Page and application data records
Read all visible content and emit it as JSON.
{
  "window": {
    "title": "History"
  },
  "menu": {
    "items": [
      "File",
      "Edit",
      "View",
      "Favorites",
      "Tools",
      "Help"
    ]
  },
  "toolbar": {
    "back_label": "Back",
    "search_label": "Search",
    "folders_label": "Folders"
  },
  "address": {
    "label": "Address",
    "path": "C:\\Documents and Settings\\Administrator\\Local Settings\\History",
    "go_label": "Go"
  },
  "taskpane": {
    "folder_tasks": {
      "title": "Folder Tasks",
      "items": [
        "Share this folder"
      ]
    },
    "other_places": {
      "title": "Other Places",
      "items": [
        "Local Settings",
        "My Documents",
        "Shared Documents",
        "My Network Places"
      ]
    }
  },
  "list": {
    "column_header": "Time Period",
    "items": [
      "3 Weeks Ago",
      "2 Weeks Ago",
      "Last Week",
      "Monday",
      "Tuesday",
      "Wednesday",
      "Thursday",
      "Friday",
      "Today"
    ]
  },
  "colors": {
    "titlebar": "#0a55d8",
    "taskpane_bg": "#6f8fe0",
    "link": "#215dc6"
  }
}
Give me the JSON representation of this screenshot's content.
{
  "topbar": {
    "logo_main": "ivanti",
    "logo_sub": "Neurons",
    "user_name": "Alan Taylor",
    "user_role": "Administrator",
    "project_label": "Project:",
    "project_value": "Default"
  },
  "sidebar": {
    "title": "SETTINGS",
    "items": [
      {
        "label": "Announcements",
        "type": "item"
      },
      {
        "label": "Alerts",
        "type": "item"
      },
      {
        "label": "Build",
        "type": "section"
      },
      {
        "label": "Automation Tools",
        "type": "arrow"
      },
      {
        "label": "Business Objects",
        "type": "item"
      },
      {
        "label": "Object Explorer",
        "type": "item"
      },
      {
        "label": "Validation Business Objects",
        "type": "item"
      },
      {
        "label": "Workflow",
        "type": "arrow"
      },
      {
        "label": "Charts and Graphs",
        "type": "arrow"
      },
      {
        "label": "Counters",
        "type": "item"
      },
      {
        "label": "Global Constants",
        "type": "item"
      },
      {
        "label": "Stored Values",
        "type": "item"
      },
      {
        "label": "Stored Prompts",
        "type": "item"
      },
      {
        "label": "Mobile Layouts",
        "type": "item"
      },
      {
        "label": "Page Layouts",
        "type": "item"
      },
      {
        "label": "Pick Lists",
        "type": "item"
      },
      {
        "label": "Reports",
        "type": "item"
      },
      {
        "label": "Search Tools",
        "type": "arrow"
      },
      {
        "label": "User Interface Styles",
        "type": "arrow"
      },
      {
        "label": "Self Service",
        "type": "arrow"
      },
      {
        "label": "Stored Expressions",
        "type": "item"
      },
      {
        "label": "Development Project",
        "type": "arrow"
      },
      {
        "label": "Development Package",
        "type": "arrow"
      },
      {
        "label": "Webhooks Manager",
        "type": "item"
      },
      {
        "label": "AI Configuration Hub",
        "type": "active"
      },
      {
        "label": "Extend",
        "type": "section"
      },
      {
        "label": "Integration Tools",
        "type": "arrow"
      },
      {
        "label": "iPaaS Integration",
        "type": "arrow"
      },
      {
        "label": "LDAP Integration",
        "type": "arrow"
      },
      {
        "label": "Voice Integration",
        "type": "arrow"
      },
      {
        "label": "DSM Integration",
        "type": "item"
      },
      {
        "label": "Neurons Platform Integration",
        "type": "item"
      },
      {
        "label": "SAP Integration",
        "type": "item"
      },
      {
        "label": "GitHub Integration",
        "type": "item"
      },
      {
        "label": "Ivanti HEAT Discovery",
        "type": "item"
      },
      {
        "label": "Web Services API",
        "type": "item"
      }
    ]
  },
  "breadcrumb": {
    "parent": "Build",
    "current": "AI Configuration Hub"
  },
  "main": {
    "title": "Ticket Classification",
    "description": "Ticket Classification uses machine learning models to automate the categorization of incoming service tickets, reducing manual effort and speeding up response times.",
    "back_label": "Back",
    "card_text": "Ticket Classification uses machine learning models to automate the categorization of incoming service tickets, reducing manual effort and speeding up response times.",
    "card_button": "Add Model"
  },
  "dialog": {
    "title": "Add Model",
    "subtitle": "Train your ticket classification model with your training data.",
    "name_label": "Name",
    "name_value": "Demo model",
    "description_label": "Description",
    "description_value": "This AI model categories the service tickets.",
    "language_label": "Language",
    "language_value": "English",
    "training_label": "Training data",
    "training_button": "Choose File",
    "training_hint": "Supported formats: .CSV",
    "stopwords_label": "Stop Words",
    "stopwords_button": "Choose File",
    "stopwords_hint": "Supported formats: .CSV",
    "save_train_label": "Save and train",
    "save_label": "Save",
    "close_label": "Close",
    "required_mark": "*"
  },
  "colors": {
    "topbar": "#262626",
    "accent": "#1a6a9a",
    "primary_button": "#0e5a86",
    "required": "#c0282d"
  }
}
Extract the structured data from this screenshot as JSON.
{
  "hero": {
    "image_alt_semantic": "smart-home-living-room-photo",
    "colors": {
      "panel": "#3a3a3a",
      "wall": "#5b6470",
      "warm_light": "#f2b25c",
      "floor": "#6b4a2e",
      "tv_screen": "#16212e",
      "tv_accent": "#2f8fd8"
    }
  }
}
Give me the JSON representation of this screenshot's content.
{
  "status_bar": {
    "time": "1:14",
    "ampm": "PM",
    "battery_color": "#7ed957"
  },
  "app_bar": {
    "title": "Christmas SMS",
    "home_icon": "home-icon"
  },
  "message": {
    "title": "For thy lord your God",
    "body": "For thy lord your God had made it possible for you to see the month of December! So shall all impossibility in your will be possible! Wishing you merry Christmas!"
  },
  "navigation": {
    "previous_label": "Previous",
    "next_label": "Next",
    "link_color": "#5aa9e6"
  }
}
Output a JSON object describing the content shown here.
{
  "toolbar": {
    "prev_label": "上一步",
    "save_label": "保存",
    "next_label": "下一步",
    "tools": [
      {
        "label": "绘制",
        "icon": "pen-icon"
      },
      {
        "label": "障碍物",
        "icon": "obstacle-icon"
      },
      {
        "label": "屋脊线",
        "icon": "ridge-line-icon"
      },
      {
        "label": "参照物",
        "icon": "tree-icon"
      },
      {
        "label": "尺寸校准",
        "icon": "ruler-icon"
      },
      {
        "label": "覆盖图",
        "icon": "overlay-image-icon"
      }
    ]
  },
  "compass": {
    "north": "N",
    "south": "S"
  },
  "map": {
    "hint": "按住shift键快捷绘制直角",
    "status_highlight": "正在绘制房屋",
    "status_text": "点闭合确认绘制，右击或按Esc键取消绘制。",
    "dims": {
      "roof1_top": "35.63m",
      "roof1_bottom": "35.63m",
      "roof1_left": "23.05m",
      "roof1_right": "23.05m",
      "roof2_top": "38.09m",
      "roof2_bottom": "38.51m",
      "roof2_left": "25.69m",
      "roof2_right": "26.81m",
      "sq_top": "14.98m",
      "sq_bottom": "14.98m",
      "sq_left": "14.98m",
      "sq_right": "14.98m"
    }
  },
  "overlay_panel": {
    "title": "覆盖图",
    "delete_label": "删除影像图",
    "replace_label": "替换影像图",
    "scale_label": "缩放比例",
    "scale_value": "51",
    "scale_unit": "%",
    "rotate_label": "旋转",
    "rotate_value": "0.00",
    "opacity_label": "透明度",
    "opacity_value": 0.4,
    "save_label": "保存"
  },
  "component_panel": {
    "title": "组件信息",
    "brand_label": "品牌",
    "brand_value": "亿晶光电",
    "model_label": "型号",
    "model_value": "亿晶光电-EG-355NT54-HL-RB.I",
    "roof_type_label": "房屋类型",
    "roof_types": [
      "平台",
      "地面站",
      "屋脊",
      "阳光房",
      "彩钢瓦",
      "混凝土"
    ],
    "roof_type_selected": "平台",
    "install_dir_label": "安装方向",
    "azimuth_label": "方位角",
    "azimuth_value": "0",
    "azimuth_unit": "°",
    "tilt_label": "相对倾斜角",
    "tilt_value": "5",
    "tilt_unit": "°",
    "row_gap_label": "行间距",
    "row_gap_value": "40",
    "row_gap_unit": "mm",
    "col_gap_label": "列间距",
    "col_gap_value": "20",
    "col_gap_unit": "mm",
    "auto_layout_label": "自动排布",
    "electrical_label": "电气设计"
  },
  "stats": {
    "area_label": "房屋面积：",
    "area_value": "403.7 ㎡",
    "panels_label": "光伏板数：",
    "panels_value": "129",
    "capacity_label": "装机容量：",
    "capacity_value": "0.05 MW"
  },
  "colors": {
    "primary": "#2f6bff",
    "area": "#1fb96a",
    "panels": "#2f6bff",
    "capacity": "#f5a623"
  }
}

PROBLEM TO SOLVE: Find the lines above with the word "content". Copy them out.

SOLUTION:
Read all visible content and emit it as JSON.
Give me the JSON representation of this screenshot's content.
Give me the JSON representation of this screenshot's content.
Output a JSON object describing the content shown here.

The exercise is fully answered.